#### WORK ITEM
Write out the entries below once more, exactly, with the pictures left out.

#### DATA PROVIDED
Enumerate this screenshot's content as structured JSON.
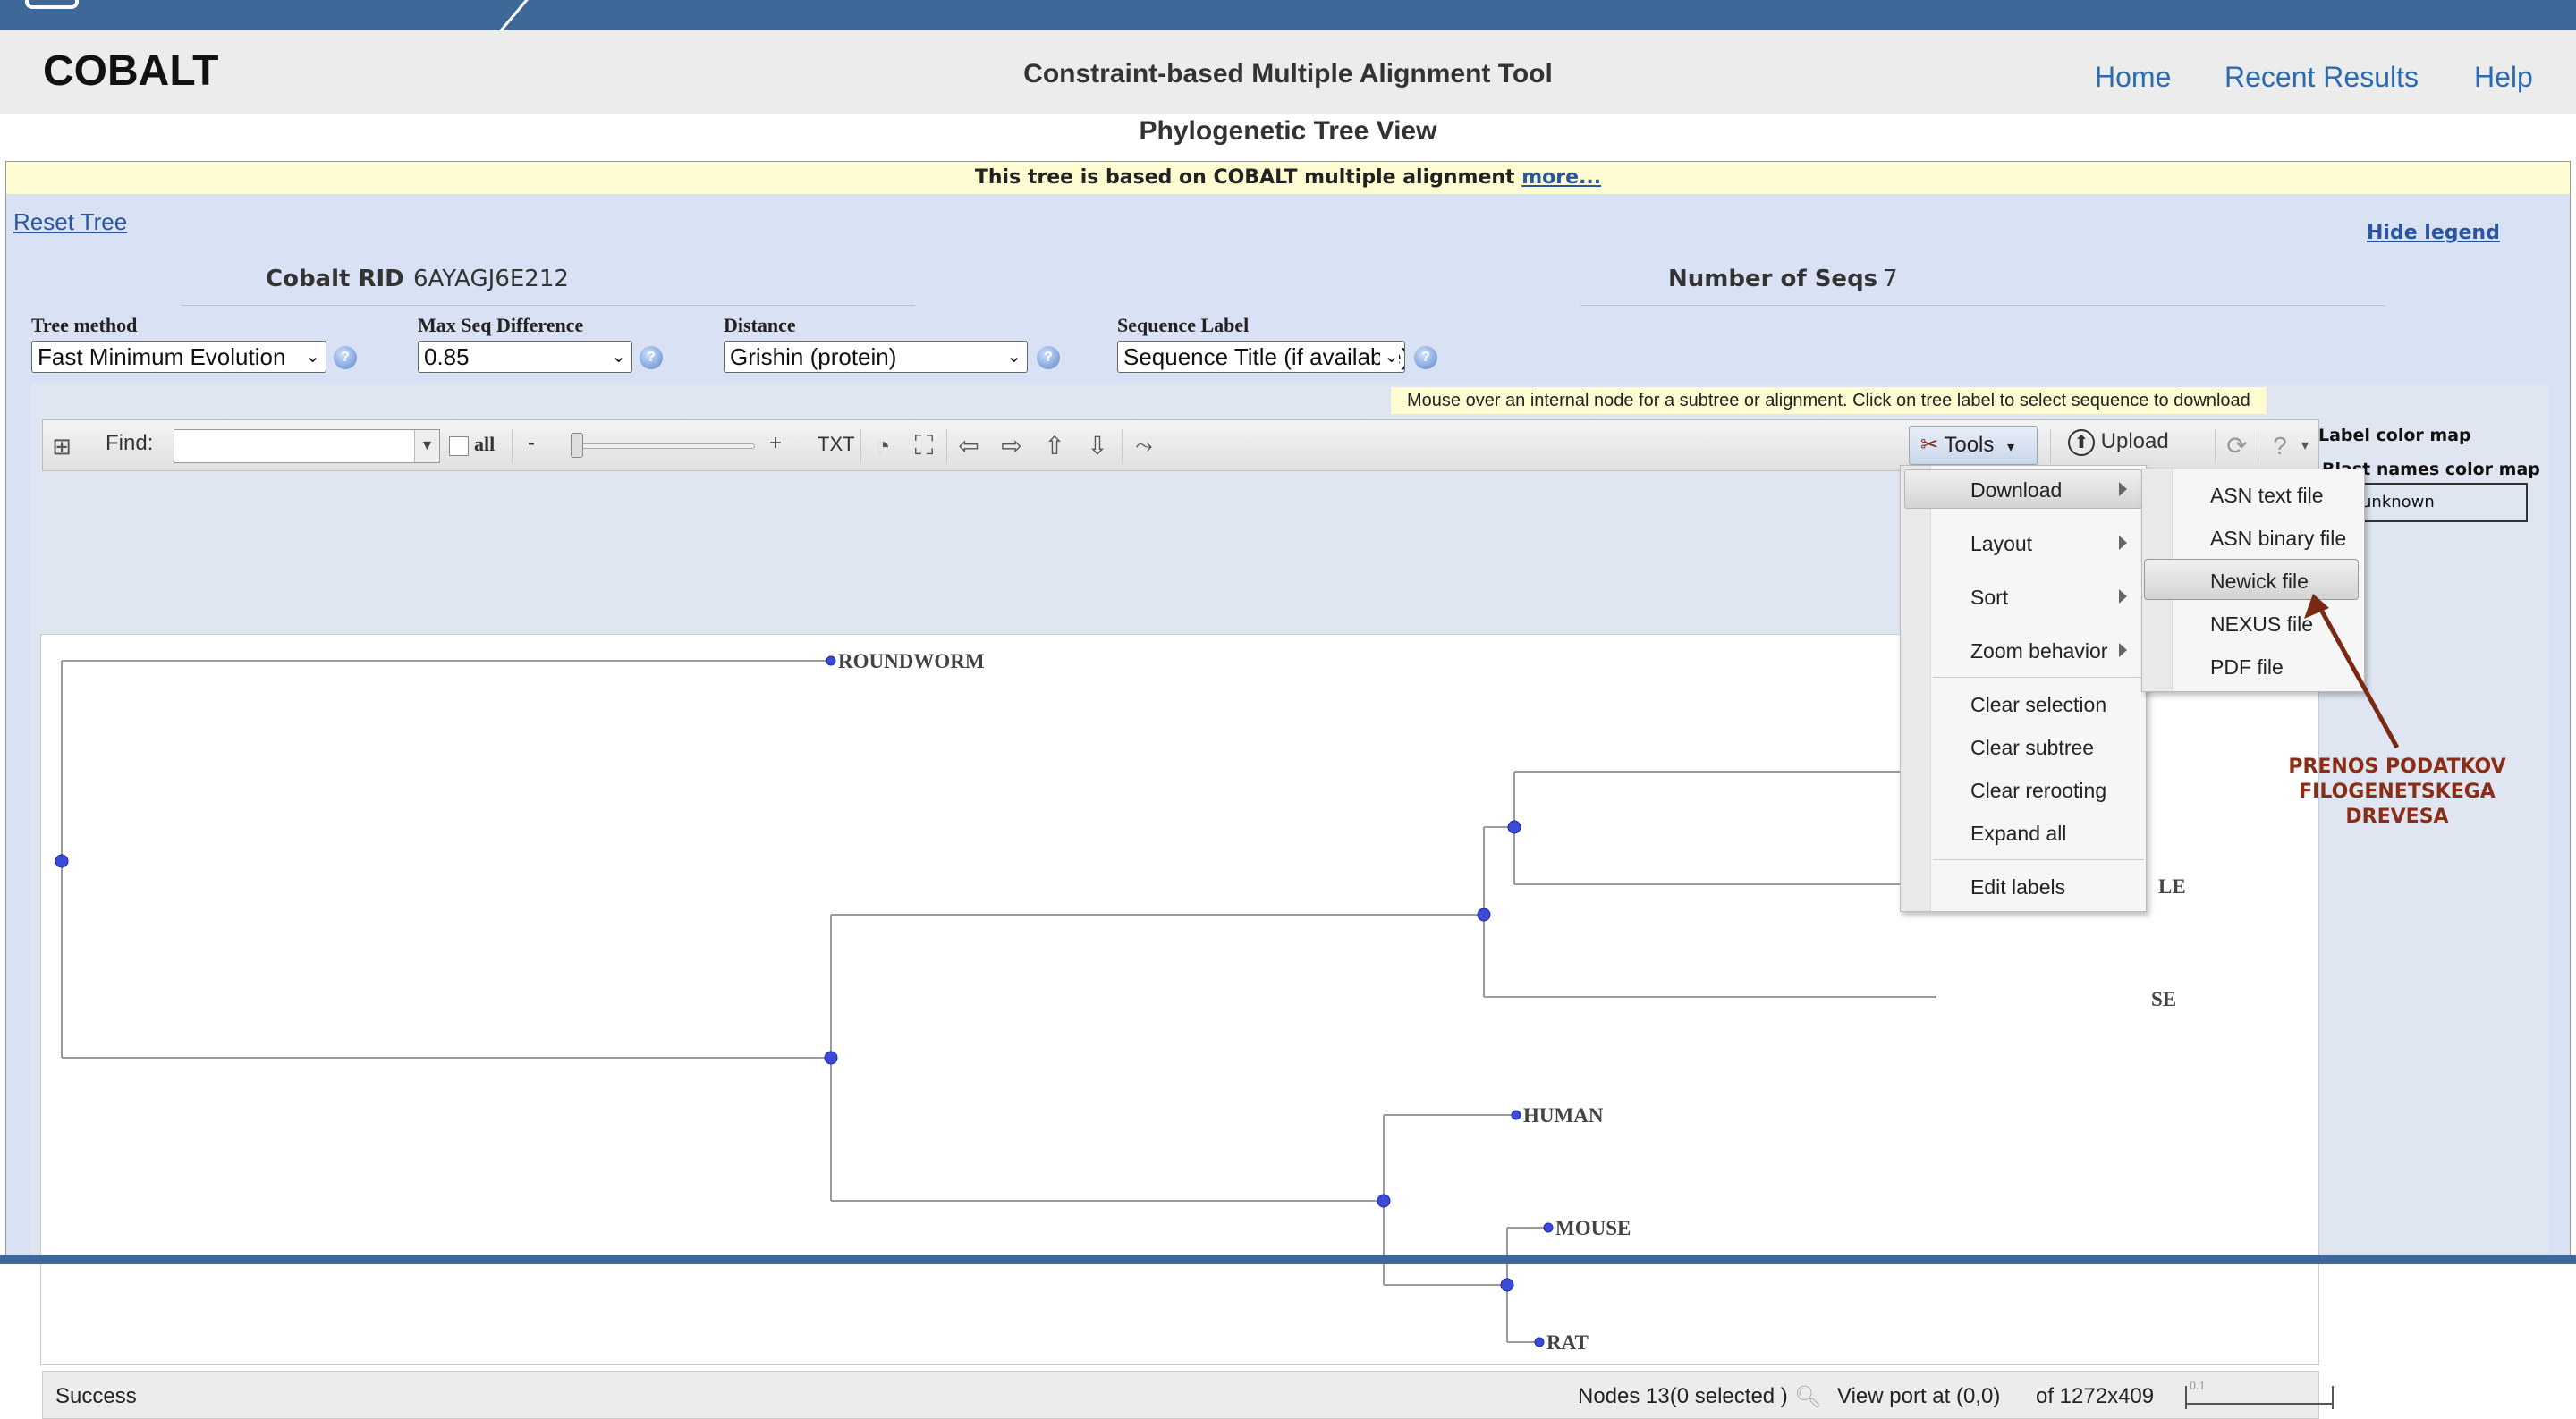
{
  "header": {
    "brand": "COBALT",
    "tool_title": "Constraint-based Multiple Alignment Tool",
    "nav": [
      "Home",
      "Recent Results",
      "Help"
    ]
  },
  "page_title": "Phylogenetic Tree View",
  "notice": {
    "text": "This tree is based on COBALT multiple alignment",
    "link": "more..."
  },
  "reset_tree": "Reset Tree",
  "info": {
    "rid_label": "Cobalt RID",
    "rid_value": "6AYAGJ6E212",
    "seqs_label": "Number of Seqs",
    "seqs_value": "7"
  },
  "options": {
    "tree_method": {
      "label": "Tree method",
      "value": "Fast Minimum Evolution"
    },
    "max_seq_diff": {
      "label": "Max Seq Difference",
      "value": "0.85"
    },
    "distance": {
      "label": "Distance",
      "value": "Grishin (protein)"
    },
    "sequence_label": {
      "label": "Sequence Label",
      "value": "Sequence Title (if available)"
    }
  },
  "viewer": {
    "hint": "Mouse over an internal node for a subtree or alignment. Click on tree label to select sequence to download",
    "hide_legend": "Hide legend",
    "toolbar": {
      "find_label": "Find:",
      "find_value": "",
      "all_label": "all",
      "zoom_minus": "-",
      "zoom_plus": "+",
      "txt": "TXT",
      "tools": "Tools",
      "upload": "Upload"
    },
    "tree_labels": {
      "roundworm": "ROUNDWORM",
      "le": "LE",
      "se": "SE",
      "human": "HUMAN",
      "mouse": "MOUSE",
      "rat": "RAT"
    },
    "status": {
      "message": "Success",
      "nodes": "Nodes 13(0 selected )",
      "viewport": "View port at (0,0)",
      "size": "of 1272x409",
      "scale": "0.1"
    }
  },
  "tools_menu": {
    "items": [
      {
        "label": "Download",
        "submenu": true
      },
      {
        "label": "Layout",
        "submenu": true
      },
      {
        "label": "Sort",
        "submenu": true
      },
      {
        "label": "Zoom behavior",
        "submenu": true
      },
      {
        "label": "Clear selection"
      },
      {
        "label": "Clear subtree"
      },
      {
        "label": "Clear rerooting"
      },
      {
        "label": "Expand all"
      },
      {
        "label": "Edit labels"
      }
    ]
  },
  "download_submenu": {
    "items": [
      "ASN text file",
      "ASN binary file",
      "Newick file",
      "NEXUS file",
      "PDF file"
    ],
    "highlighted": "Newick file"
  },
  "legend": {
    "label_color_map": "Label color map",
    "blast_names_color_map": "Blast names color map",
    "unknown": "unknown"
  },
  "annotation": {
    "line1": "PRENOS PODATKOV",
    "line2": "FILOGENETSKEGA",
    "line3": "DREVESA",
    "color": "#8a2d16"
  },
  "colors": {
    "topbar": "#3d6898",
    "link": "#2a6bb3",
    "node": "#3b4bd8"
  }
}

#### EXPECTED OUTPUT
Enumerate this screenshot's content as structured JSON.
{
  "header": {
    "brand": "COBALT",
    "tool_title": "Constraint-based Multiple Alignment Tool",
    "nav": [
      "Home",
      "Recent Results",
      "Help"
    ]
  },
  "page_title": "Phylogenetic Tree View",
  "notice": {
    "text": "This tree is based on COBALT multiple alignment",
    "link": "more..."
  },
  "reset_tree": "Reset Tree",
  "info": {
    "rid_label": "Cobalt RID",
    "rid_value": "6AYAGJ6E212",
    "seqs_label": "Number of Seqs",
    "seqs_value": "7"
  },
  "options": {
    "tree_method": {
      "label": "Tree method",
      "value": "Fast Minimum Evolution"
    },
    "max_seq_diff": {
      "label": "Max Seq Difference",
      "value": "0.85"
    },
    "distance": {
      "label": "Distance",
      "value": "Grishin (protein)"
    },
    "sequence_label": {
      "label": "Sequence Label",
      "value": "Sequence Title (if available)"
    }
  },
  "viewer": {
    "hint": "Mouse over an internal node for a subtree or alignment. Click on tree label to select sequence to download",
    "hide_legend": "Hide legend",
    "toolbar": {
      "find_label": "Find:",
      "find_value": "",
      "all_label": "all",
      "zoom_minus": "-",
      "zoom_plus": "+",
      "txt": "TXT",
      "tools": "Tools",
      "upload": "Upload"
    },
    "tree_labels": {
      "roundworm": "ROUNDWORM",
      "le": "LE",
      "se": "SE",
      "human": "HUMAN",
      "mouse": "MOUSE",
      "rat": "RAT"
    },
    "status": {
      "message": "Success",
      "nodes": "Nodes 13(0 selected )",
      "viewport": "View port at (0,0)",
      "size": "of 1272x409",
      "scale": "0.1"
    }
  },
  "tools_menu": {
    "items": [
      {
        "label": "Download",
        "submenu": true
      },
      {
        "label": "Layout",
        "submenu": true
      },
      {
        "label": "Sort",
        "submenu": true
      },
      {
        "label": "Zoom behavior",
        "submenu": true
      },
      {
        "label": "Clear selection"
      },
      {
        "label": "Clear subtree"
      },
      {
        "label": "Clear rerooting"
      },
      {
        "label": "Expand all"
      },
      {
        "label": "Edit labels"
      }
    ]
  },
  "download_submenu": {
    "items": [
      "ASN text file",
      "ASN binary file",
      "Newick file",
      "NEXUS file",
      "PDF file"
    ],
    "highlighted": "Newick file"
  },
  "legend": {
    "label_color_map": "Label color map",
    "blast_names_color_map": "Blast names color map",
    "unknown": "unknown"
  },
  "annotation": {
    "line1": "PRENOS PODATKOV",
    "line2": "FILOGENETSKEGA",
    "line3": "DREVESA",
    "color": "#8a2d16"
  },
  "colors": {
    "topbar": "#3d6898",
    "link": "#2a6bb3",
    "node": "#3b4bd8"
  }
}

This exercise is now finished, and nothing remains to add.